Pernille Pontoppidan Pedersen: Tentacular Thinking
Staple New York gallery Hostler Burrows opens its kunsthalle-style outpost with an exhibition of Danish ceramicist Pernille Pontoppidan Pedersen’s transcendent sculptures.
381 Broadway, NY 10013
12th May – 18th June 2022
HAVING ESTABLISHED ITSELF as New York’s leading purveyor of historical and contemporary Scandinavian design, Hostler Burrows has been a mainstay of the city’s ever-evolving gallery scene since 1998. Extolling the virtues of craftsmanship, experimentation and material integrity, the gallery – founded and run by Kim Hostler and Juliet Burrows – has fostered a strong roster of international designers. Many of the represented talents are women who don’t garner as much exposure as they deserve outside their home countries.
With its latest venture, HB381, an outpost located in New York’s burgeoning Tribeca neighbourhood, the gallerists hope to establish a platform for emerging creatives eager to transcend disciplinary boundaries.

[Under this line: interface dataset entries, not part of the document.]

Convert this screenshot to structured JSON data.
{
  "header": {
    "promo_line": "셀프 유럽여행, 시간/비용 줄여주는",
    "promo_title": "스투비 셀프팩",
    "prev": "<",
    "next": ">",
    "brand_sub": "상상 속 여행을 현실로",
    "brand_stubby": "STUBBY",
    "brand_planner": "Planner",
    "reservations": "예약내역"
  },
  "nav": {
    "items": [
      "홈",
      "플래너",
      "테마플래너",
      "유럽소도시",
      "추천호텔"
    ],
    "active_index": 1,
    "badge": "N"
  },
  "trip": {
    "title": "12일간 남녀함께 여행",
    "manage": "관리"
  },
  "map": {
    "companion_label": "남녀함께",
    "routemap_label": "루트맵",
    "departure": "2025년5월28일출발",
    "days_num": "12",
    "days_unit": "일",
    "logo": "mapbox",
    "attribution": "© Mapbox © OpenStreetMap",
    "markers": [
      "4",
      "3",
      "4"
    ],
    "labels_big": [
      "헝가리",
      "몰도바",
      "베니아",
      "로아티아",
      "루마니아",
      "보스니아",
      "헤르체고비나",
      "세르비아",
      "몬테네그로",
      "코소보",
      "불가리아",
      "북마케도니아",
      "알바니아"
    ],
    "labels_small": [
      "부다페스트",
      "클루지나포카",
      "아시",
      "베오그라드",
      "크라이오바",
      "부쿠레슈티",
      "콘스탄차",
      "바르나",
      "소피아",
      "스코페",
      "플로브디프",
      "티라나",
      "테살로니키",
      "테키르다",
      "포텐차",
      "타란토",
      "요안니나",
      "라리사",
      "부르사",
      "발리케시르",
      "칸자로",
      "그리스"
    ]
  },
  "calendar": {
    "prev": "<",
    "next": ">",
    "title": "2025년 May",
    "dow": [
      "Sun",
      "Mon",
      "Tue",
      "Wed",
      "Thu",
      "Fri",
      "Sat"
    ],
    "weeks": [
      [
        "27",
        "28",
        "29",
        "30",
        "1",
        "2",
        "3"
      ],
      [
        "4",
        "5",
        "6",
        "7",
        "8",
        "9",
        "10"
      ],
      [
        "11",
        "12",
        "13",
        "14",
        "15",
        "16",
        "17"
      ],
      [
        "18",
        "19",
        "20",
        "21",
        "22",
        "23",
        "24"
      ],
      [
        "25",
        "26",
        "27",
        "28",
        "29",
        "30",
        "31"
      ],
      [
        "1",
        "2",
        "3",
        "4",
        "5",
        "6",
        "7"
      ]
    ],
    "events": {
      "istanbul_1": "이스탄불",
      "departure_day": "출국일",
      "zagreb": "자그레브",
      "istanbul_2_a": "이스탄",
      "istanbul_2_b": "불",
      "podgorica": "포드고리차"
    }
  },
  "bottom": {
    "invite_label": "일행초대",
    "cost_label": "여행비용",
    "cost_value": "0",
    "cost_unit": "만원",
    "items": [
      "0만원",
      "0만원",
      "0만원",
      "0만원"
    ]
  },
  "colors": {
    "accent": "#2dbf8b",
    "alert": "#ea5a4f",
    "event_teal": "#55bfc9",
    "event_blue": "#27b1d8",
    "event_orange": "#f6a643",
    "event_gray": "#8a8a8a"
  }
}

On the heels of the opening of its inaugural solo show celebrating the irreverent yet expressive sculptures of up-and-coming Danish ceramicist Pernille Pontoppidan Pedersen, Juliet Burrows spoke to The Design Edit about her vision behind the new outpost.
The Design Edit (TDE): How will HB381 exhibitions differ from Hostler Burrows’s regular programme?
Juliet Burrows: The idea for opening HB381 grew out of the pandemic when I organised several exhibitions in concert with Copenhagen Ceramics and the Danish Arts Foundation. As we mounted the ‘Bend, Bubble and Shine’ and ‘Matter at Hand’ exhibitions in our 10th street space [in New York] last year, it became clear that some of the more conceptual works would benefit from being shown in a separate context, pulled out from the environment of the ‘design gallery’.
The conversation around what constitutes art, design, and craft seems less and less relevant. As these hierarchies fall away, I’m excited to present a dedicated platform for what I’ve always considered to be ‘art’. The main gallery is a fantastic destination for architects and designers, but I’m keen to introduce a few of our more artistically-inclined talents to a broader audience.
TDE: Why is it important to differentiate between collectible design and fine art, especially as disciplinary definitions continue to blur?
Juliet Burrows: It’s imperative to make this distinction in order for us to build a new identity for the gallery. Our clients have come to expect that we will display a mix of design and art. We’re known for creating environments that demonstrate how various works can co-exist and how people can live with sculpture in their homes. However, it’s become challenging to mount presentations of esoteric work within this framework. HB381 provides us with the freedom to operate without rules and create fully-realised solo and group exhibitions that will lead to a deeper understanding of an artist’s practice. It’s both exhilarating and terrifying to put the work out there in such a ‘naked’ manner.
TDE: How does the inaugural Pernille Pontoppidan Pedersen exhibition at HB381 align with this approach?
Juliet Burrows: Pernille’s work has a strong narrative inspired by the work of ecofeminist writer Donna Haraway, but even [for anyone] without any knowledge of these concepts, the pieces are incredibly compelling and stand alone without further explanation. It’s interesting to see how different people respond to the work and how the ideology around it informs their reactions. First and foremost, she sees herself as an artist who expresses her identity and ideas through clay. Still, Pernille’s ceramic technique is formidable, and the intuitive way she sculpts is exceptional.
TDE: What’s the significance of returning to Tribeca and being part of its cultural renaissance?
Juliet Burrows: HB381 brings us full circle back to the neighbourhood where Kim and I opened our first space at 104 Franklin Street in 1998. Tribeca has gone through tremendous changes over the past few years and there is a palpable energy that is only building with so many new and established galleries setting up shop.
The neighbourhood still feels like home (we’ve had our warehouse in Tribeca for 25 years), and I’m retracing my old routes each day now that I can walk to work again. To have a space in an area where there is such a concentration of art galleries is fantastic; there is a real sense of community.
TDE: What do you have planned for HB381 down the line?
Juliet Burrows: We will be running a formal exhibition programme with new shows mounted approximately every six weeks. The first year will see an emphasis on Nordic sculpture in ceramics, glass, metal and textile. Our fall 2022 exhibition will feature Finnish designer Sakari Kannosto, whose work centres on an apocalyptic vision of the future after a great flood. Many of the Scandinavian artists we represent are influenced by their deep appreciation of nature and concern about the urgency of climate change.
I also envision collaborations that might bring other art forms into the space, such as dance and music. We’re already in conversation with several independent curators to discuss shows that will bring an outside perspective to the work, and new artists into the fold.
‘Pernille Pontoppidan Pedersen: Tentacular Thinking’ at HB381 gallery.